O’ahu’s Best Surf Spots

When it comes to sports in Hawaiʻi, surfing reigns supreme. Native Hawaiians didn’t invent surfing—other Polynesian societies were simultaneously experimenting with boards on waves—but Hawaiians certainly mastered and later popularized the concept of he‘e nalu, or wave sliding, aka surfing. It remains an integral part of Hawaiian culture and local society today. Here are my favorite surf spots on Oʻahu.

Note: Surfing on Oʻahu can be dangerous, so be sure to heed ocean safety signs and bear in mind your personal health and fitness before you paddle out. Remember to also be respectful of your fellow surfer.


Pipeline is the most famous surf break in world. I’m not a surfer and I’m familiar with this fabled North Shore spot! Pipeline is home to the Billabong Pipeline Masters, a big-wave surf contest held each year on Oʻahu, where the world’s best surfers compete. During the winter, this surf break is for experts and professionals only.

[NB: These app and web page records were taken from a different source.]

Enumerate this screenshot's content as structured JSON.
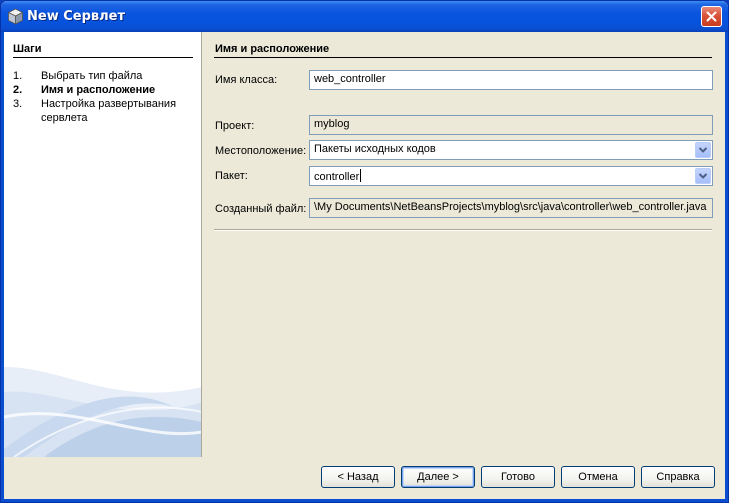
{
  "window": {
    "title": "New Сервлет",
    "icons": {
      "title": "cube-icon",
      "close": "close-icon"
    },
    "accent": "#0a55df"
  },
  "steps": {
    "heading": "Шаги",
    "items": [
      {
        "number": "1.",
        "label": "Выбрать тип файла",
        "current": false
      },
      {
        "number": "2.",
        "label": "Имя и расположение",
        "current": true
      },
      {
        "number": "3.",
        "label": "Настройка развертывания сервлета",
        "current": false
      }
    ]
  },
  "form": {
    "heading": "Имя и расположение",
    "class_name_label": "Имя класса:",
    "class_name_value": "web_controller",
    "project_label": "Проект:",
    "project_value": "myblog",
    "location_label": "Местоположение:",
    "location_value": "Пакеты исходных кодов",
    "package_label": "Пакет:",
    "package_value": "controller",
    "created_file_label": "Созданный файл:",
    "created_file_value": "\\My Documents\\NetBeansProjects\\myblog\\src\\java\\controller\\web_controller.java"
  },
  "buttons": {
    "back": "< Назад",
    "next": "Далее >",
    "finish": "Готово",
    "cancel": "Отмена",
    "help": "Справка"
  }
}
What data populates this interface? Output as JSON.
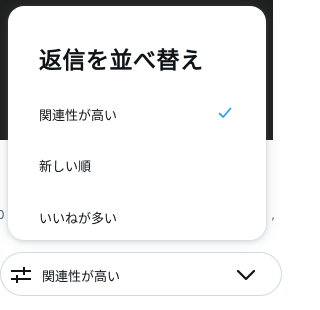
{
  "popup": {
    "title": "返信を並べ替え",
    "options": [
      {
        "label": "関連性が高い",
        "selected": true
      },
      {
        "label": "新しい順",
        "selected": false
      },
      {
        "label": "いいねが多い",
        "selected": false
      }
    ]
  },
  "sort_bar": {
    "label": "関連性が高い"
  },
  "colors": {
    "accent": "#1d9bf0",
    "text": "#0f1419",
    "border": "#cfd9de",
    "backdrop": "#1f1f1f"
  },
  "icons": [
    "check-icon",
    "sliders-icon",
    "chevron-down-icon"
  ]
}
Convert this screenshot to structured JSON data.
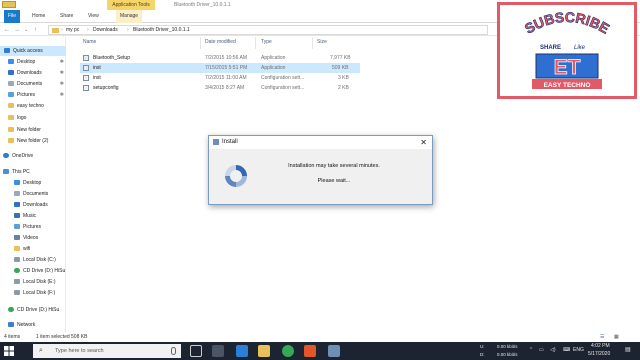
{
  "window": {
    "title": "Bluetooth Driver_10.0.1.1",
    "contextual_tab": "Application Tools"
  },
  "ribbon": {
    "tabs": [
      {
        "label": "File"
      },
      {
        "label": "Home"
      },
      {
        "label": "Share"
      },
      {
        "label": "View"
      },
      {
        "label": "Manage"
      }
    ]
  },
  "address": {
    "crumbs": [
      "my pc",
      "Downloads",
      "Bluetooth Driver_10.0.1.1"
    ]
  },
  "nav": {
    "quick_access": "Quick access",
    "pinned": [
      "Desktop",
      "Downloads",
      "Documents",
      "Pictures"
    ],
    "folders": [
      "easy techno",
      "logo",
      "New folder",
      "New folder (2)"
    ],
    "onedrive": "OneDrive",
    "this_pc": "This PC",
    "pc_items": [
      "Desktop",
      "Documents",
      "Downloads",
      "Music",
      "Pictures",
      "Videos",
      "wifi",
      "Local Disk (C:)",
      "CD Drive (D:) HiSu",
      "Local Disk (E:)",
      "Local Disk (F:)"
    ],
    "cd_drive": "CD Drive (D:) HiSu",
    "network": "Network"
  },
  "columns": {
    "name": "Name",
    "date": "Date modified",
    "type": "Type",
    "size": "Size"
  },
  "files": [
    {
      "name": "Bluetooth_Setup",
      "date": "7/2/2015 10:56 AM",
      "type": "Application",
      "size": "7,977 KB"
    },
    {
      "name": "inst",
      "date": "7/15/2015 5:51 PM",
      "type": "Application",
      "size": "509 KB"
    },
    {
      "name": "inst",
      "date": "7/2/2015 11:00 AM",
      "type": "Configuration sett...",
      "size": "3 KB"
    },
    {
      "name": "setupconfig",
      "date": "3/4/2015 8:27 AM",
      "type": "Configuration sett...",
      "size": "2 KB"
    }
  ],
  "status": {
    "items": "4 items",
    "selection": "1 item selected  508 KB"
  },
  "dialog": {
    "title": "Install",
    "message1": "Installation may take several minutes.",
    "message2": "Please wait...",
    "close": "✕"
  },
  "subscribe": {
    "word": "SUBSCRIBE",
    "share": "SHARE",
    "like": "Like",
    "logo": "ET",
    "brand": "EASY TECHNO"
  },
  "taskbar": {
    "search": "Type here to search",
    "net_up": "0.00 kbit/s",
    "net_down": "0.00 kbit/s",
    "lang": "ENG",
    "time": "4:02 PM",
    "date": "5/17/2020",
    "u": "U:",
    "d": "D:"
  },
  "colors": {
    "accent": "#1979ca",
    "tools_tab": "#f5d46b",
    "selection": "#cce8ff",
    "subscribe_red": "#e15a66",
    "logo_blue": "#2f6fd1",
    "taskbar": "#1b2430"
  }
}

This surf break is the epitome of Waikīkī surfing. Queens got its name from Hawaiʻi’s last ruling monarch, Queen Liliʻuokalani, who resided near the surf break. This surf spot is popular with visitors trying to catch their first wave, as well as locals who live nearby. Surfing legends like Duke Kahanamoku grew up riding these waves. It’s a crowded spot, so watch out!

Ala Moana Bowls

Ala Moana Bowls has long been considered one of the best waves in town. This is my son Jon’s favorite place to surf! Ala Moana Bowls is a left-breaking reef wave that’s man-made. It was formed in the 1950s when the Kewalo Basin and the Ala Wai Small Boat Yacht Harbor joined together. Coral and dirt were extracted during construction, thus forming a “bowl” and creating its iconic tube waves. Respected surfers like Buttons Kaluhiokalani, Larry Bertlemann and Gerry Lopez frequented Bowls, as it’s known, creating a new style of surfing in the 1970s.


This is one of the most consistent South shore breaks. Publics gets its name from the public restroom facilities that used to exist adjacent to the beach. The surf break is a left-breaking wave and during the summer, when the swells rise on the South Shore, it becomes one of my son Jon’s favorite breaks. Beware: Publics can only be surfed during high tide since the area becomes too shallow to paddle in or out during low or medium tide.


Located on Oahu’s west side, Mākaha is a powerful break with a storied history. The break is thought to be birthplace of big-wave surfing and home to the Mākaha International Surfing Championship, first founded in 1954. Renowned Oʻahu surfers such as George Downing and Buzzy Trent pushed the boundaries of surfing here, catching towering swells. During its tamer days, you can spot bodyboarders and paddlers in outrigger canoes, in addition to surfers on short- and longboards, all enjoying the waves.